The breeding season of the Northern Flicker begins for most of us in mid-April to mid-May. Pairs may form earlier in southern states.
Head bobbing, accompanied by the bird's "woikawoikawoika" call, is done by mated pairs as part of their courtship behavior.
If done by members of the same sex, it's a dispute over territory or males competing for a mate.
Part of courtship includes drumming on hollow trees and, more often than anyone likes, drumming on rain gutters, metal exhaust stacks, and other man-made objects.
Northern Flickers will use a properly constructed and situated birdhouse for nesting. East to Southeast facing seems most common.
As a cavity nester, the Flicker will excavate a nest in a tree, post, or cactus anywhere from 20 to 35 feet above the ground on average.
Both males and females will excavate the tree cavity, which is usually done in a dead or decaying tree.
The female will lay 7-9 white eggs that will be incubated by both birds for 11 to 12 days. Eggs are laid on top of the excavated wood chips.
The male incubates the eggs through the night and both birds share incubation during the day.
The young birds will leave the nest in about 24 to 27 days after hatching.
|Northern Flicker Nesting Stats
|7 - 9
|11 - 12 days
|24 - 27 days
Flickers eat more ants than any other North American bird.
Its tongue extends almost three inches beyond its beak, which is ideally suited to this purpose.
Other insects eaten include beetles, caterpillars, termites, fruits, and berries.
Chances are, if you have Northern Flickers, a suet feeder will bring them in for a close look.
Yes, they are in the Picidae family, which includes other common woodpeckers such as the Downy, Pileated, and many others.
The Northern Flicker's feeding habits are different in that they feed on the ground and less in trees like other woodpeckers.
The pecking you hear in the morning on your rain gutters is called Drumming.
Woodpeckers do this to attract females for mating and to let males know they are claiming this territory.
The sound of drumming on rain gutters and other types of metal resonates louder than wood. Flickers, unlike humans, like that aspect.
Pairs stay together during the breeding season and through the fledging stage, but no in-depth studies show whether it lasts much longer.
Some pairs may nest together in consecutive seasons while others may choose a different mate.

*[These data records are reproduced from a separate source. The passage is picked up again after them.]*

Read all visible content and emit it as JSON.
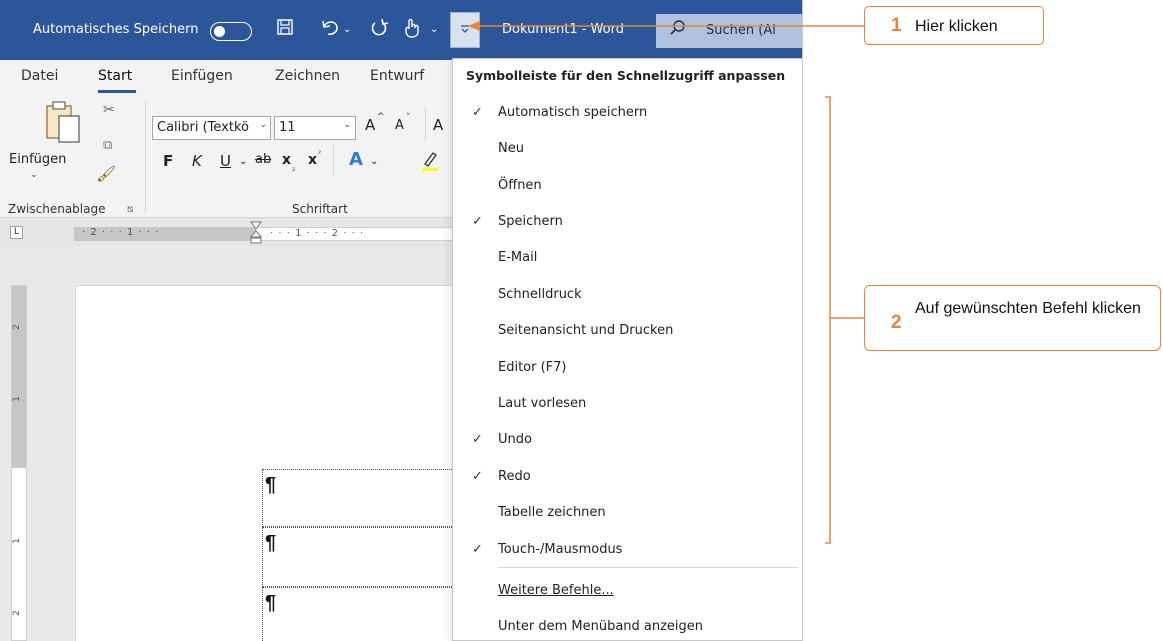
{
  "titlebar": {
    "autosave_label": "Automatisches Speichern",
    "autosave_on": false,
    "doc_title": "Dokument1 - Word",
    "search_text": "Suchen (Al",
    "save_icon": "save-icon",
    "undo_icon": "undo-icon",
    "redo_icon": "redo-icon",
    "touch_icon": "touch-mouse-icon",
    "qat_dropdown_icon": "qat-customize-icon",
    "bg_color": "#2b579a"
  },
  "tabs": [
    "Datei",
    "Start",
    "Einfügen",
    "Zeichnen",
    "Entwurf"
  ],
  "active_tab": "Start",
  "ribbon": {
    "paste_label": "Einfügen",
    "clipboard_group": "Zwischenablage",
    "font_group": "Schriftart",
    "font_name": "Calibri (Textkö",
    "font_size": "11",
    "bold": "F",
    "italic": "K",
    "underline": "U",
    "strike": "ab",
    "subscript": "x",
    "superscript": "x",
    "text_effect": "A",
    "grow": "A",
    "shrink": "A"
  },
  "ruler": {
    "tab_glyph": "L",
    "left_numbers": "· 2 · · · 1 · · ·",
    "right_numbers": "· · · 1 · · · 2 · · ·",
    "vertical_numbers": [
      "2",
      "1",
      "1",
      "2"
    ]
  },
  "document": {
    "pilcrow": "¶"
  },
  "menu": {
    "header": "Symbolleiste für den Schnellzugriff anpassen",
    "items": [
      {
        "label": "Automatisch speichern",
        "checked": "✓"
      },
      {
        "label": "Neu",
        "checked": ""
      },
      {
        "label": "Öffnen",
        "checked": ""
      },
      {
        "label": "Speichern",
        "checked": "✓"
      },
      {
        "label": "E-Mail",
        "checked": ""
      },
      {
        "label": "Schnelldruck",
        "checked": ""
      },
      {
        "label": "Seitenansicht und Drucken",
        "checked": ""
      },
      {
        "label": "Editor (F7)",
        "checked": ""
      },
      {
        "label": "Laut vorlesen",
        "checked": ""
      },
      {
        "label": "Undo",
        "checked": "✓"
      },
      {
        "label": "Redo",
        "checked": "✓"
      },
      {
        "label": "Tabelle zeichnen",
        "checked": ""
      },
      {
        "label": "Touch-/Mausmodus",
        "checked": "✓"
      }
    ],
    "more_commands": "Weitere Befehle...",
    "show_below": "Unter dem Menüband anzeigen"
  },
  "callouts": {
    "one_num": "1",
    "one_text": "Hier klicken",
    "two_num": "2",
    "two_text": "Auf gewünschten Befehl klicken",
    "accent": "#e8853a"
  }
}
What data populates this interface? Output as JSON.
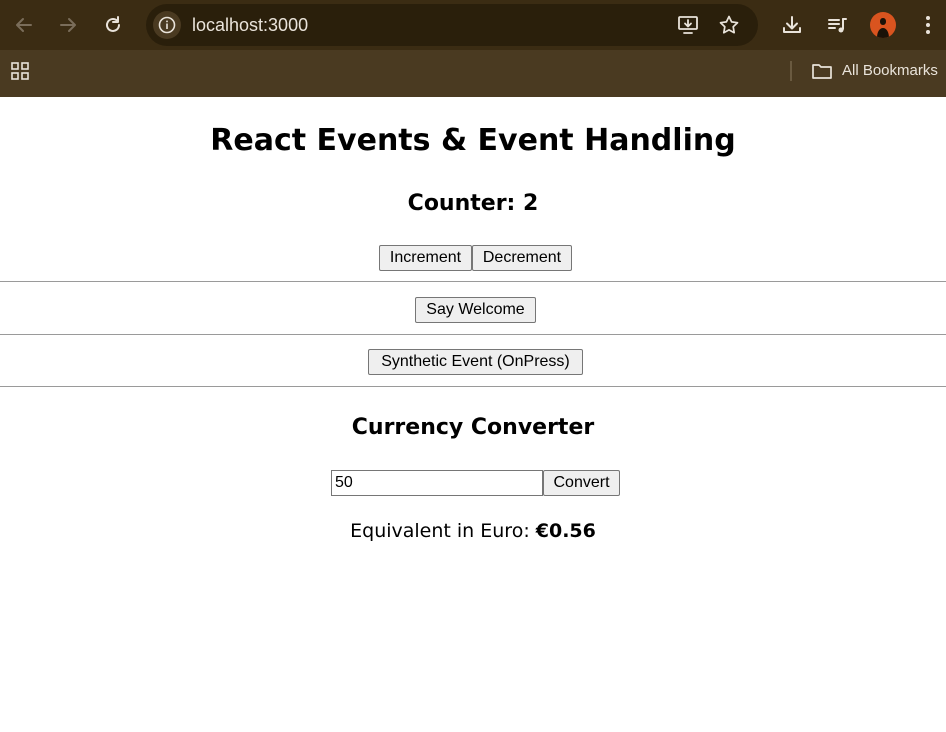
{
  "browser": {
    "url": "localhost:3000",
    "bookmarks_label": "All Bookmarks",
    "toolbar_color": "#3b2c13",
    "bookmarks_bar_color": "#4a3a21"
  },
  "icons": {
    "back": "back-arrow-icon",
    "forward": "forward-arrow-icon",
    "reload": "reload-icon",
    "site_info": "info-icon",
    "install": "install-app-icon",
    "bookmark": "star-icon",
    "downloads": "download-icon",
    "media": "media-control-icon",
    "menu": "kebab-menu-icon",
    "apps": "apps-grid-icon",
    "folder": "folder-icon"
  },
  "page": {
    "title": "React Events & Event Handling",
    "counter_label": "Counter: 2",
    "increment_label": "Increment",
    "decrement_label": "Decrement",
    "welcome_label": "Say Welcome",
    "synthetic_label": "Synthetic Event (OnPress)",
    "converter_title": "Currency Converter",
    "amount_value": "50",
    "convert_label": "Convert",
    "result_label": "Equivalent in Euro: ",
    "result_value": "€0.56"
  }
}
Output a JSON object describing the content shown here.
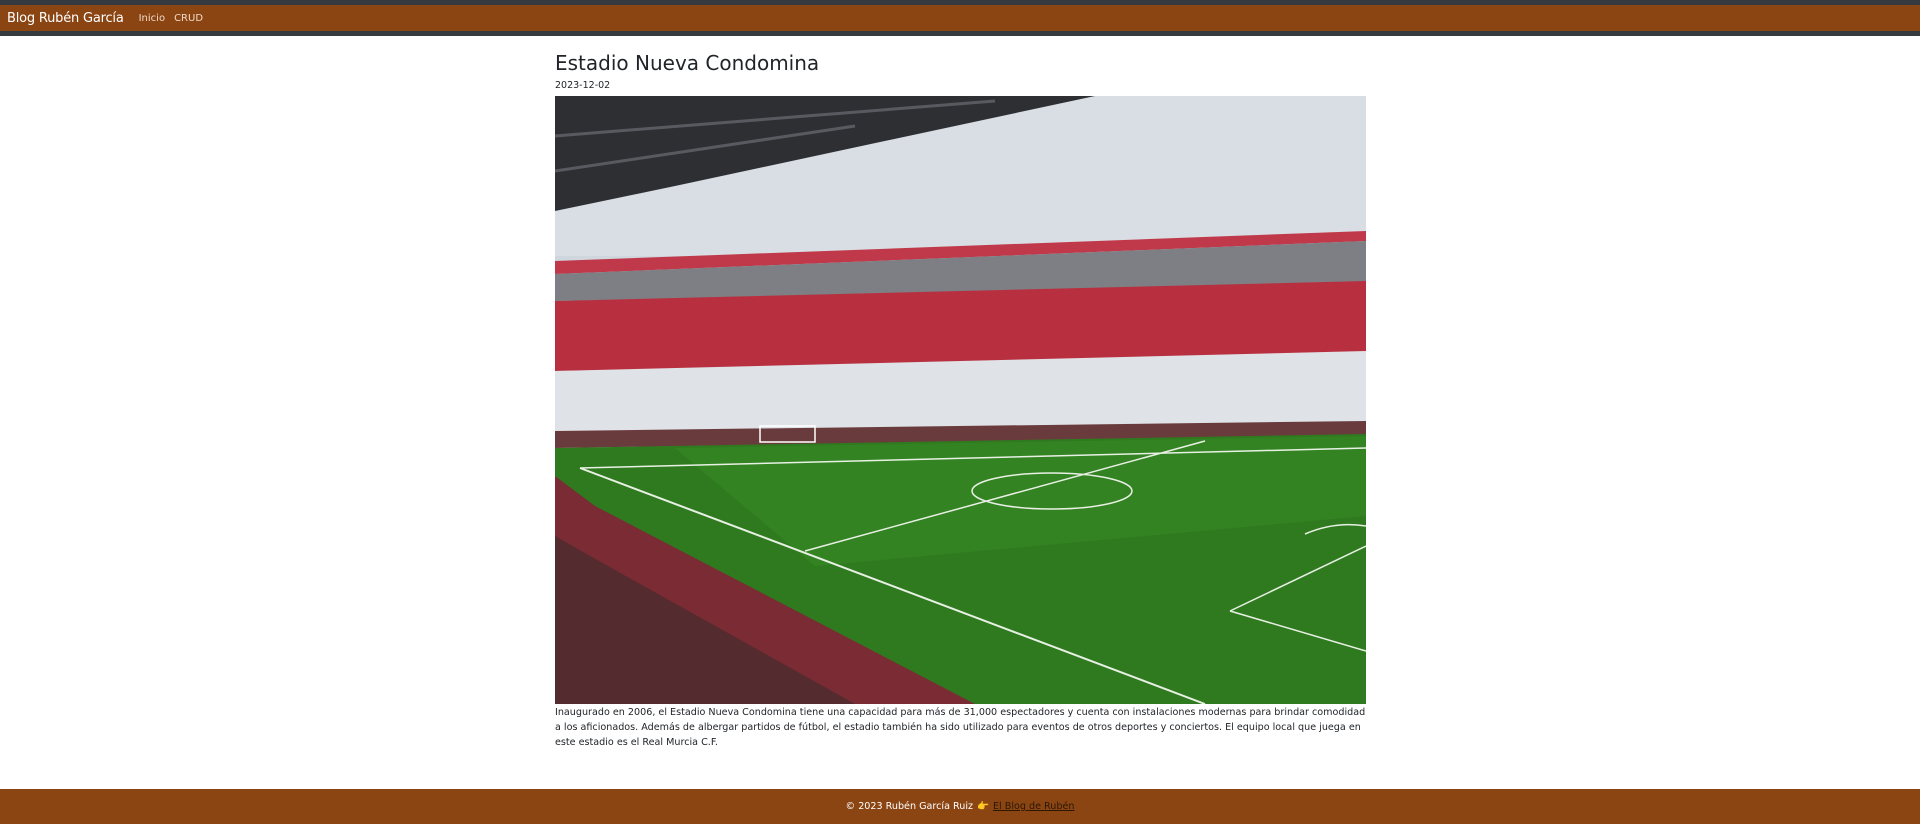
{
  "navbar": {
    "brand": "Blog Rubén García",
    "links": [
      "Inicio",
      "CRUD"
    ]
  },
  "post": {
    "title": "Estadio Nueva Condomina",
    "date": "2023-12-02",
    "image_alt": "stadium-photo",
    "body": "Inaugurado en 2006, el Estadio Nueva Condomina tiene una capacidad para más de 31,000 espectadores y cuenta con instalaciones modernas para brindar comodidad a los aficionados. Además de albergar partidos de fútbol, el estadio también ha sido utilizado para eventos de otros deportes y conciertos. El equipo local que juega en este estadio es el Real Murcia C.F."
  },
  "footer": {
    "copyright": "© 2023 Rubén García Ruiz",
    "pointer_icon": "pointing-hand-icon",
    "link": "El Blog de Rubén"
  },
  "colors": {
    "brand_brown": "#8b4513",
    "dark_border": "#343a40",
    "pitch_green": "#2f7a1f",
    "seat_red": "#c8323c"
  }
}
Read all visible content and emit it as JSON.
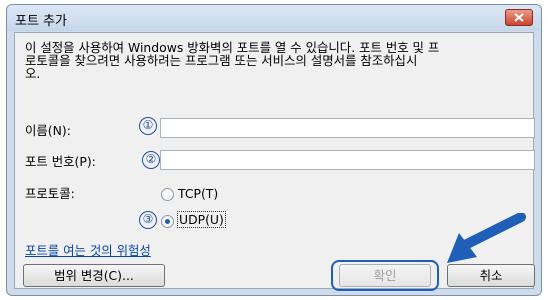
{
  "dialog": {
    "title": "포트 추가",
    "close_glyph": "✕",
    "description": "이 설정을 사용하여 Windows 방화벽의 포트를 열 수 있습니다. 포트 번호 및 프\n로토콜을 찾으려면 사용하려는 프로그램 또는 서비스의 설명서를 참조하십시\n오."
  },
  "form": {
    "name_label": "이름(N):",
    "name_value": "",
    "port_label": "포트 번호(P):",
    "port_value": "",
    "protocol_label": "프로토콜:",
    "tcp_label": "TCP(T)",
    "udp_label": "UDP(U)",
    "selected_protocol": "UDP"
  },
  "callouts": [
    "①",
    "②",
    "③"
  ],
  "link": {
    "text": "포트를 여는 것의 위험성"
  },
  "buttons": {
    "scope": "범위 변경(C)...",
    "ok": "확인",
    "cancel": "취소"
  },
  "colors": {
    "accent": "#1f5fb8",
    "arrow": "#1f5fb8",
    "close": "#c9452e"
  }
}
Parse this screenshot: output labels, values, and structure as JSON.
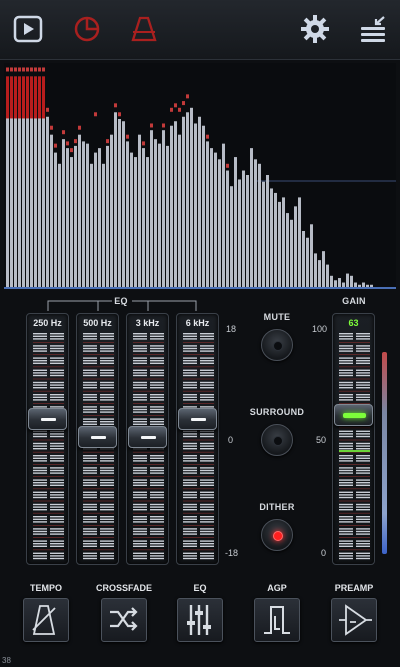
{
  "toolbar": {
    "icons": [
      "play-icon",
      "timer-icon",
      "metronome-icon",
      "gear-icon",
      "menu-icon"
    ],
    "colors": {
      "active": "#cfd8e6",
      "inactive_red": "#a9201f"
    }
  },
  "spectrum": {
    "bars": [
      0.94,
      0.94,
      0.94,
      0.94,
      0.94,
      0.94,
      0.94,
      0.94,
      0.94,
      0.94,
      0.76,
      0.68,
      0.6,
      0.55,
      0.66,
      0.62,
      0.58,
      0.63,
      0.68,
      0.65,
      0.64,
      0.55,
      0.6,
      0.62,
      0.55,
      0.63,
      0.68,
      0.78,
      0.75,
      0.74,
      0.65,
      0.6,
      0.58,
      0.68,
      0.62,
      0.58,
      0.7,
      0.66,
      0.64,
      0.7,
      0.63,
      0.72,
      0.74,
      0.68,
      0.76,
      0.78,
      0.8,
      0.73,
      0.76,
      0.72,
      0.65,
      0.62,
      0.6,
      0.57,
      0.64,
      0.52,
      0.45,
      0.58,
      0.48,
      0.52,
      0.5,
      0.62,
      0.57,
      0.55,
      0.47,
      0.5,
      0.44,
      0.42,
      0.38,
      0.4,
      0.33,
      0.3,
      0.36,
      0.4,
      0.25,
      0.22,
      0.28,
      0.15,
      0.12,
      0.16,
      0.1,
      0.05,
      0.03,
      0.04,
      0.02,
      0.06,
      0.05,
      0.02,
      0.01,
      0.02,
      0.01,
      0.01
    ],
    "peaks": [
      0.98,
      0.98,
      0.98,
      0.98,
      0.98,
      0.98,
      0.98,
      0.98,
      0.98,
      0.98,
      0.8,
      0.72,
      0.64,
      0.58,
      0.7,
      0.65,
      0.62,
      0.66,
      0.72,
      0.67,
      0.66,
      0.58,
      0.78,
      0.64,
      0.58,
      0.66,
      0.7,
      0.82,
      0.78,
      0.76,
      0.68,
      0.62,
      0.6,
      0.7,
      0.65,
      0.6,
      0.73,
      0.68,
      0.66,
      0.73,
      0.65,
      0.8,
      0.82,
      0.8,
      0.83,
      0.86,
      0.8,
      0.75,
      0.78,
      0.74,
      0.68,
      0.64,
      0.62,
      0.59,
      0.66,
      0.55,
      0.48,
      0.6,
      0.5,
      0.54,
      0.52,
      0.64,
      0.59,
      0.57,
      0.49,
      0.52,
      0.46,
      0.44,
      0.4,
      0.42,
      0.35,
      0.32,
      0.38,
      0.42,
      0.27,
      0.24,
      0.3,
      0.17,
      0.14,
      0.18,
      0.12,
      0.07,
      0.05,
      0.06,
      0.04,
      0.08,
      0.07,
      0.04,
      0.03,
      0.04,
      0.03,
      0.03
    ],
    "colors": {
      "bar": "#b7bcc6",
      "clip": "#b81d1d",
      "peak": "#c23a3a",
      "baseline": "#4a6fb5"
    }
  },
  "eq": {
    "title": "EQ",
    "scale": {
      "top": "18",
      "mid": "0",
      "bottom": "-18"
    },
    "bands": [
      {
        "label": "250 Hz",
        "level": 0.17
      },
      {
        "label": "500 Hz",
        "level": 0.02
      },
      {
        "label": "3 kHz",
        "level": 0.02
      },
      {
        "label": "6 kHz",
        "level": 0.17
      }
    ]
  },
  "switches": {
    "mute": {
      "label": "MUTE",
      "on": false
    },
    "surround": {
      "label": "SURROUND",
      "on": false
    },
    "dither": {
      "label": "DITHER",
      "on": true
    }
  },
  "gain": {
    "title": "GAIN",
    "value": "63",
    "level": 0.63,
    "scale": {
      "top": "100",
      "mid": "50",
      "bottom": "0"
    },
    "value_color": "#7dff3a"
  },
  "bottom_buttons": [
    {
      "label": "TEMPO",
      "icon": "metronome-icon"
    },
    {
      "label": "CROSSFADE",
      "icon": "shuffle-icon"
    },
    {
      "label": "EQ",
      "icon": "eq-sliders-icon"
    },
    {
      "label": "AGP",
      "icon": "agp-icon"
    },
    {
      "label": "PREAMP",
      "icon": "amplifier-icon"
    }
  ],
  "footer": {
    "counter": "38"
  }
}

If you would like to attract Flickers and woodpeckers to your yard, click the link below for some great product ideas.
|Birds and Blooms
|First For Women